However, certain cases will still have a 2 year waiting period.  Some of those cases are:

  • Assault
  • Assault-Family Member
  • Terroristic Threat
  • Deadly Conduct
  • Resisting Arrest

Class A misdemeanors not listed above will have 1 year waiting periods instead of the old 2 year period.  And any other class B misdemeanor will have no waiting period.

This is of course always subject to change as it is a policy of the District Attorney’s Office of Harris County.  But as is, at the time of writing, this is a great change for those who might be unfortunate enough to be going through this process.  If you have specific questions, contact our attorneys regarding your case.

Protect Your Future on Misdemeanor Theft Cases

Every day in the courthouse I see young adults with no criminal record taking plea deals on misdemeanor theft cases. The problem is, they are not protecting their future. In my opinion, theft is the absolute worst type of misdemeanor you can have on your record. No one is ever going to want to hire someone who they think is a thief. For some reason, many people do not understand this, or are not given good advice.

Typically on theft cases in Harris County you will have 4 options. Option number 1 is a jury trial. Everyone has the right to fight their case and have a jury trial. Unfortunately, many of these cases are not easy to defend as the typical situation involves someone shoplifting on camera from a major retailer, and getting caught with the merchandise outside of the store. So in this type of situation many times it is best to try to reach a plea deal.

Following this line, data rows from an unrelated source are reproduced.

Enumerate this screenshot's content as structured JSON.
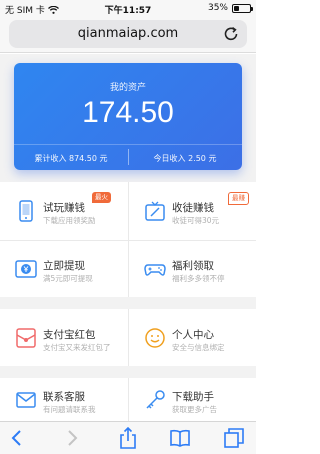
{
  "status_bar": {
    "carrier": "无 SIM 卡",
    "time": "下午11:57",
    "battery": "35%",
    "battery_level": 0.35
  },
  "browser": {
    "url": "qianmaiap.com"
  },
  "asset_card": {
    "title": "我的资产",
    "value": "174.50",
    "total_income": "累计收入 874.50 元",
    "today_income": "今日收入 2.50 元"
  },
  "menu": [
    {
      "label": "试玩赚钱",
      "sub": "下载应用领奖励",
      "badge": "最火",
      "icon": "phone-icon"
    },
    {
      "label": "收徒赚钱",
      "sub": "收徒可得30元",
      "badge": "最赚",
      "icon": "gift-icon"
    },
    {
      "label": "立即提现",
      "sub": "满5元即可提现",
      "icon": "yen-icon"
    },
    {
      "label": "福利领取",
      "sub": "福利多多领不停",
      "icon": "gamepad-icon"
    },
    {
      "label": "支付宝红包",
      "sub": "支付宝又来发红包了",
      "icon": "red-envelope-icon"
    },
    {
      "label": "个人中心",
      "sub": "安全与信息绑定",
      "icon": "smiley-icon"
    },
    {
      "label": "联系客服",
      "sub": "有问题请联系我",
      "icon": "mail-icon"
    },
    {
      "label": "下载助手",
      "sub": "获取更多广告",
      "icon": "key-icon"
    }
  ]
}
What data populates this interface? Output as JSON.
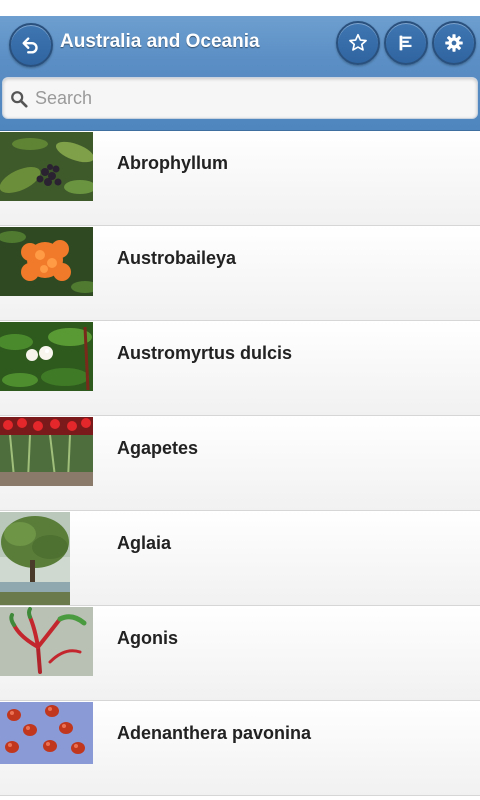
{
  "header": {
    "title": "Australia and Oceania",
    "back_icon": "back-arrow-icon",
    "favorites_icon": "star-icon",
    "sort_icon": "sort-list-icon",
    "settings_icon": "gear-icon",
    "accent_color": "#5a8ec4"
  },
  "search": {
    "placeholder": "Search",
    "value": ""
  },
  "plants": [
    {
      "name": "Abrophyllum",
      "thumbnail": "dark-berries-leaves"
    },
    {
      "name": "Austrobaileya",
      "thumbnail": "orange-flowers"
    },
    {
      "name": "Austromyrtus dulcis",
      "thumbnail": "white-berries-leaves"
    },
    {
      "name": "Agapetes",
      "thumbnail": "red-flowers-hanging"
    },
    {
      "name": "Aglaia",
      "thumbnail": "tree-landscape"
    },
    {
      "name": "Agonis",
      "thumbnail": "red-green-stems"
    },
    {
      "name": "Adenanthera pavonina",
      "thumbnail": "red-seeds"
    }
  ]
}
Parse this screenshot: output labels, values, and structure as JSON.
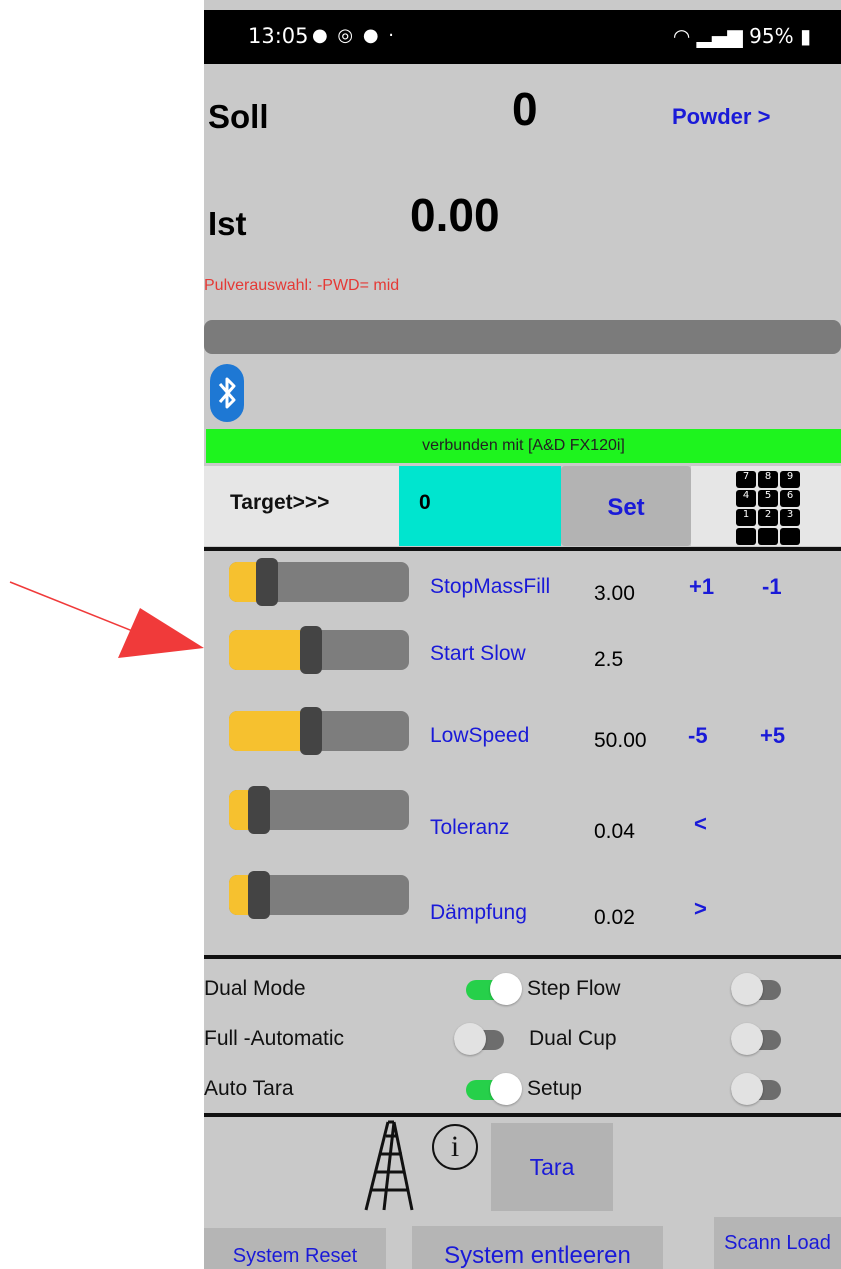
{
  "status_bar": {
    "time": "13:05",
    "battery": "95%"
  },
  "soll": {
    "label": "Soll",
    "value": "0"
  },
  "powder_link": "Powder >",
  "ist": {
    "label": "Ist",
    "value": "0.00"
  },
  "powder_selection": "Pulverauswahl: -PWD= mid",
  "connection_status": "verbunden mit [A&D FX120i]",
  "target": {
    "label": "Target>>>",
    "value": "0",
    "set_label": "Set"
  },
  "keypad_digits": [
    "7",
    "8",
    "9",
    "4",
    "5",
    "6",
    "1",
    "2",
    "3",
    "",
    "",
    ""
  ],
  "sliders": [
    {
      "label": "StopMassFill",
      "value": "3.00",
      "level": 0.17
    },
    {
      "label": "Start Slow",
      "value": "2.5",
      "level": 0.45
    },
    {
      "label": "LowSpeed",
      "value": "50.00",
      "level": 0.45
    },
    {
      "label": "Toleranz",
      "value": "0.04",
      "level": 0.12
    },
    {
      "label": "Dämpfung",
      "value": "0.02",
      "level": 0.12
    }
  ],
  "step_buttons": {
    "plus1": "+1",
    "minus1": "-1",
    "minus5": "-5",
    "plus5": "+5",
    "prev": "<",
    "next": ">"
  },
  "toggles": {
    "dual_mode": {
      "label": "Dual Mode",
      "on": true
    },
    "step_flow": {
      "label": "Step Flow",
      "on": false
    },
    "full_automatic": {
      "label": "Full  -Automatic",
      "on": false
    },
    "dual_cup": {
      "label": "Dual Cup",
      "on": false
    },
    "auto_tara": {
      "label": "Auto Tara",
      "on": true
    },
    "setup": {
      "label": "Setup",
      "on": false
    }
  },
  "tara_label": "Tara",
  "bottom_buttons": {
    "system_reset": "System Reset",
    "system_entleeren": "System entleeren",
    "scann_load": "Scann Load"
  },
  "colors": {
    "accent_blue": "#1a1ad8",
    "slider_fill": "#f6c12f",
    "connected_green": "#1ef41e",
    "target_cyan": "#00e5cf",
    "annotation_red": "#f03a3a",
    "warning_red": "#e53935"
  }
}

The next option is the best option and that is a Pre-Trial Diversion. A Pre-Trial Diversion is a 6 month program in Harris County where your court date is reset for 6 months. During that time (while your case is still pending), you complete what is essentially conditions similar to a probation. Requirements usually include the completion of an anti-theft class, community service, random drug tests, a fine, monthly meetings. At the completion of the program, if the individual successfully completes it, the case is dismissed. This is a true dismissal that is eventually eligible for expunction, which is a destruction of the records.

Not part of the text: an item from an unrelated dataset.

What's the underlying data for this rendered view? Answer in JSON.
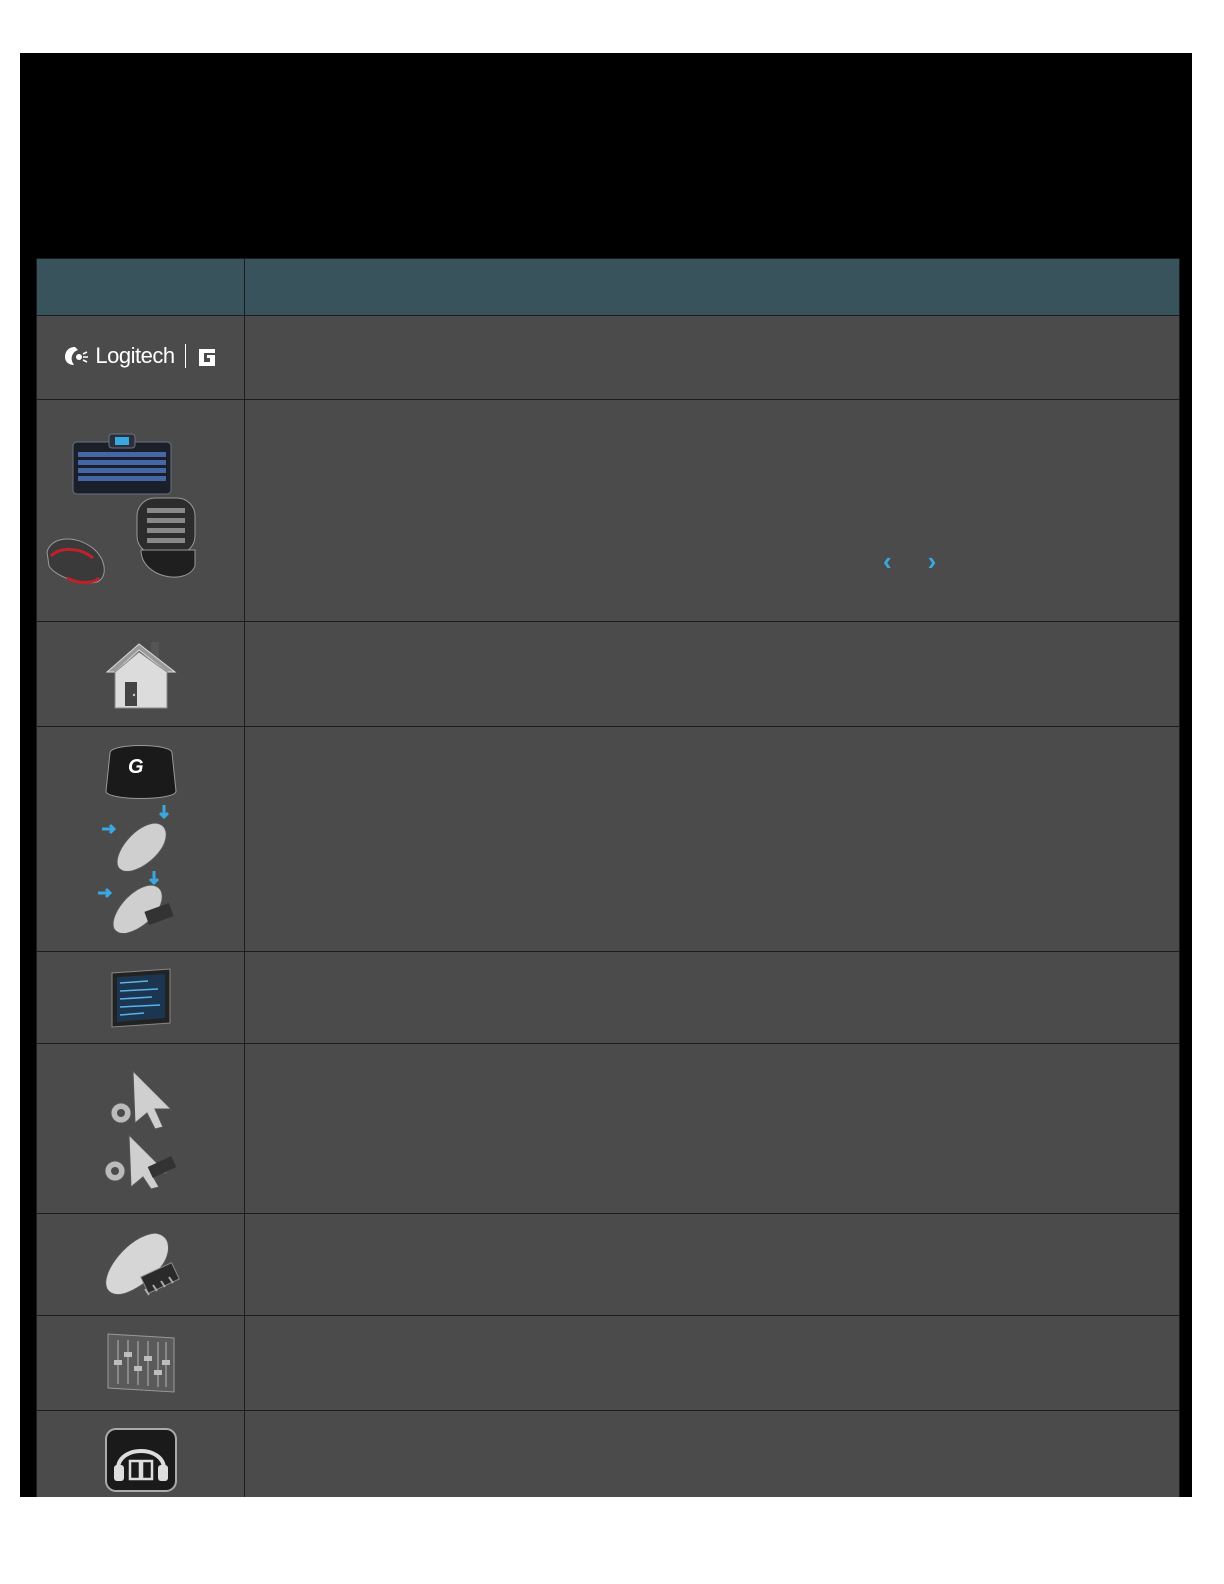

If for some reason you are not accepted into the pre-trial diversion program, deferred adjudication is the next best option. This can be anywhere from 6-12 months depending on the court and prosecutor. The difference with deferred is you actually plead guilty, and the case ends. You then start probation, which has similar conditions as above. If you finish deferred adjudication successfully you will avoid a conviction on your record. The problem with deferred adjudication is that your arrest record is still visible. If someone pulls a background check on you, and they see you were on deferred adjudication they are going to know that you pled guilty. The only reason you avoided a conviction was because of probation. Jobs, apartments, schools, etc will still hold that against you. To remedy this you can partially seal your record through a petition for non-disclosure (which you can read about in my past blogs), but this only partially seals your record.

The worst option of the bunch is sitting it out in jail or simply paying a fine. Both of those require guilty pleas, and are lifetime convictions that you can NEVER take off of your record. So you will basically be having to explain this every single time you apply for a job for the rest of your life (if you even get an interview). Too many people take this option because it’s the easy way out. They are told, “pay $300 and it’s over with, no probation”. But it is horrible for you! Protect your future!